*** Begin section ***
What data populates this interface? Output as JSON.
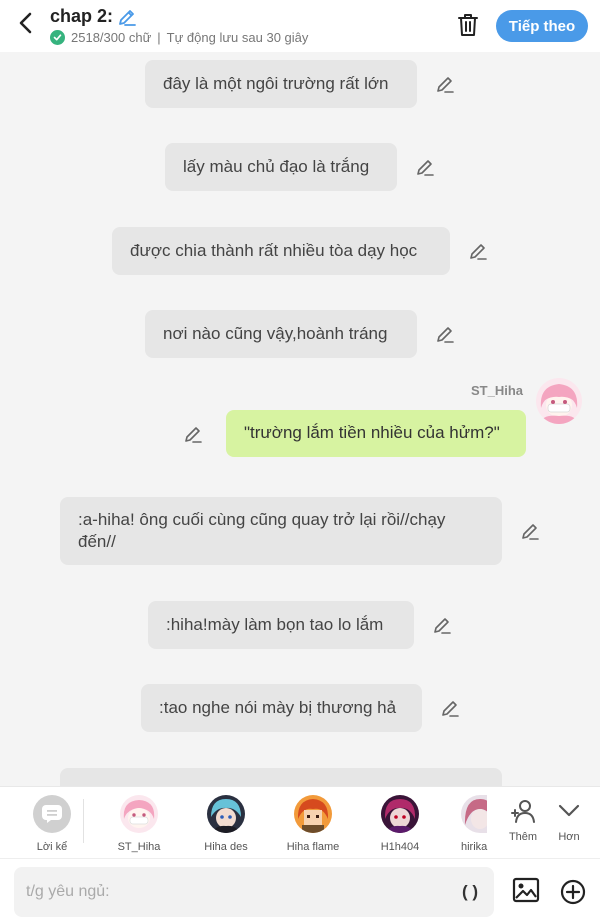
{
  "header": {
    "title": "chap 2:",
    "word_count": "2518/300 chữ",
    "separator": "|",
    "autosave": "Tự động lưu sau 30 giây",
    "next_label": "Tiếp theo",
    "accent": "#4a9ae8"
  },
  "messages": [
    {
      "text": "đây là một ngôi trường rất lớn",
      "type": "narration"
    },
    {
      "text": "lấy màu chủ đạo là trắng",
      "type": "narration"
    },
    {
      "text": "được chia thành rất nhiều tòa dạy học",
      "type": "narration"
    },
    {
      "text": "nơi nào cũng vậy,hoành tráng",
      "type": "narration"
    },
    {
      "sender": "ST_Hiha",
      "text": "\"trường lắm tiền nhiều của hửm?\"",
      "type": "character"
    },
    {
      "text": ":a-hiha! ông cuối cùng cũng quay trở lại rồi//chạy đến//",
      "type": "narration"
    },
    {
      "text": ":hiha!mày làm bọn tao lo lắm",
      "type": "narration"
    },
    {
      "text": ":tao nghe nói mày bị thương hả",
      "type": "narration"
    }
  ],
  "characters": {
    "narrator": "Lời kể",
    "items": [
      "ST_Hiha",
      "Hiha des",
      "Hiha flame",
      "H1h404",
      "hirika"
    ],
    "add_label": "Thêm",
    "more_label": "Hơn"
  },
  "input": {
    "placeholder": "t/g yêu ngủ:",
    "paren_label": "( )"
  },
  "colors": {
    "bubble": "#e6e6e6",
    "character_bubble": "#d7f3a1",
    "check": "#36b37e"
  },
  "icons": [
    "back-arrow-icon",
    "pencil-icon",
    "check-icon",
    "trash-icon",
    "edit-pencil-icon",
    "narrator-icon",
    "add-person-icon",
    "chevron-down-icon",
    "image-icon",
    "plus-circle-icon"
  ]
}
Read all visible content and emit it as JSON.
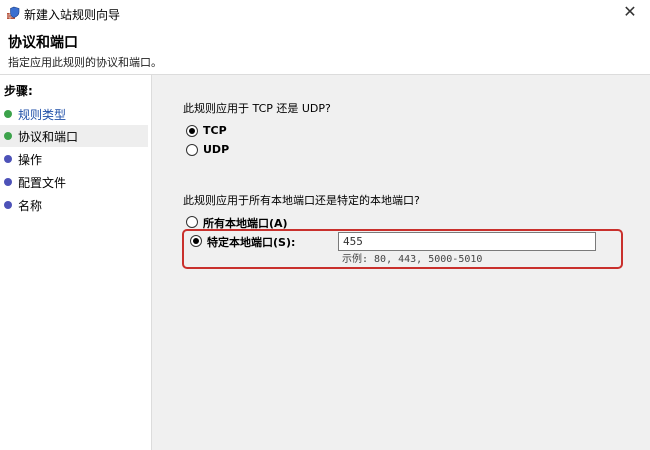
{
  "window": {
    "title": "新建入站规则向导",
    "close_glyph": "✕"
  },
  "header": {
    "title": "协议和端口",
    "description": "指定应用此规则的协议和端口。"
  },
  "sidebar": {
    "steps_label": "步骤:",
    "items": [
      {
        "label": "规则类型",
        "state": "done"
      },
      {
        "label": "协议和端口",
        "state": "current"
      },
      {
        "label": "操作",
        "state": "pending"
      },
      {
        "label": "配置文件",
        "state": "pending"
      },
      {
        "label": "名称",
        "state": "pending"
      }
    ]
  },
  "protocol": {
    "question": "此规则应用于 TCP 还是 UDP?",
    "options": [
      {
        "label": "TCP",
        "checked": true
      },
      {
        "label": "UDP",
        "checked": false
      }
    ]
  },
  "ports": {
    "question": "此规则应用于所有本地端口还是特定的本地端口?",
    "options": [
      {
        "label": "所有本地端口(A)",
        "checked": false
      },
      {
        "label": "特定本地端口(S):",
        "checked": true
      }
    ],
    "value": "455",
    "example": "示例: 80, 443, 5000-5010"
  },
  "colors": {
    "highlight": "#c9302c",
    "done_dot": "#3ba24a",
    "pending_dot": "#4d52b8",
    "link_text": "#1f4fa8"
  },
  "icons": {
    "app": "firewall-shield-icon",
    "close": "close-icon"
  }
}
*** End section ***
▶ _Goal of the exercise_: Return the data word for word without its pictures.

▶ _Your solution_:
What data populates this interface? Output as JSON.
{
  "header": {
    "title": "chap 2:",
    "word_count": "2518/300 chữ",
    "separator": "|",
    "autosave": "Tự động lưu sau 30 giây",
    "next_label": "Tiếp theo",
    "accent": "#4a9ae8"
  },
  "messages": [
    {
      "text": "đây là một ngôi trường rất lớn",
      "type": "narration"
    },
    {
      "text": "lấy màu chủ đạo là trắng",
      "type": "narration"
    },
    {
      "text": "được chia thành rất nhiều tòa dạy học",
      "type": "narration"
    },
    {
      "text": "nơi nào cũng vậy,hoành tráng",
      "type": "narration"
    },
    {
      "sender": "ST_Hiha",
      "text": "\"trường lắm tiền nhiều của hửm?\"",
      "type": "character"
    },
    {
      "text": ":a-hiha! ông cuối cùng cũng quay trở lại rồi//chạy đến//",
      "type": "narration"
    },
    {
      "text": ":hiha!mày làm bọn tao lo lắm",
      "type": "narration"
    },
    {
      "text": ":tao nghe nói mày bị thương hả",
      "type": "narration"
    }
  ],
  "characters": {
    "narrator": "Lời kể",
    "items": [
      "ST_Hiha",
      "Hiha des",
      "Hiha flame",
      "H1h404",
      "hirika"
    ],
    "add_label": "Thêm",
    "more_label": "Hơn"
  },
  "input": {
    "placeholder": "t/g yêu ngủ:",
    "paren_label": "( )"
  },
  "colors": {
    "bubble": "#e6e6e6",
    "character_bubble": "#d7f3a1",
    "check": "#36b37e"
  },
  "icons": [
    "back-arrow-icon",
    "pencil-icon",
    "check-icon",
    "trash-icon",
    "edit-pencil-icon",
    "narrator-icon",
    "add-person-icon",
    "chevron-down-icon",
    "image-icon",
    "plus-circle-icon"
  ]
}
Read all visible content and emit it as JSON.
{
  "window": {
    "title": "新建入站规则向导",
    "close_glyph": "✕"
  },
  "header": {
    "title": "协议和端口",
    "description": "指定应用此规则的协议和端口。"
  },
  "sidebar": {
    "steps_label": "步骤:",
    "items": [
      {
        "label": "规则类型",
        "state": "done"
      },
      {
        "label": "协议和端口",
        "state": "current"
      },
      {
        "label": "操作",
        "state": "pending"
      },
      {
        "label": "配置文件",
        "state": "pending"
      },
      {
        "label": "名称",
        "state": "pending"
      }
    ]
  },
  "protocol": {
    "question": "此规则应用于 TCP 还是 UDP?",
    "options": [
      {
        "label": "TCP",
        "checked": true
      },
      {
        "label": "UDP",
        "checked": false
      }
    ]
  },
  "ports": {
    "question": "此规则应用于所有本地端口还是特定的本地端口?",
    "options": [
      {
        "label": "所有本地端口(A)",
        "checked": false
      },
      {
        "label": "特定本地端口(S):",
        "checked": true
      }
    ],
    "value": "455",
    "example": "示例: 80, 443, 5000-5010"
  },
  "colors": {
    "highlight": "#c9302c",
    "done_dot": "#3ba24a",
    "pending_dot": "#4d52b8",
    "link_text": "#1f4fa8"
  },
  "icons": {
    "app": "firewall-shield-icon",
    "close": "close-icon"
  }
}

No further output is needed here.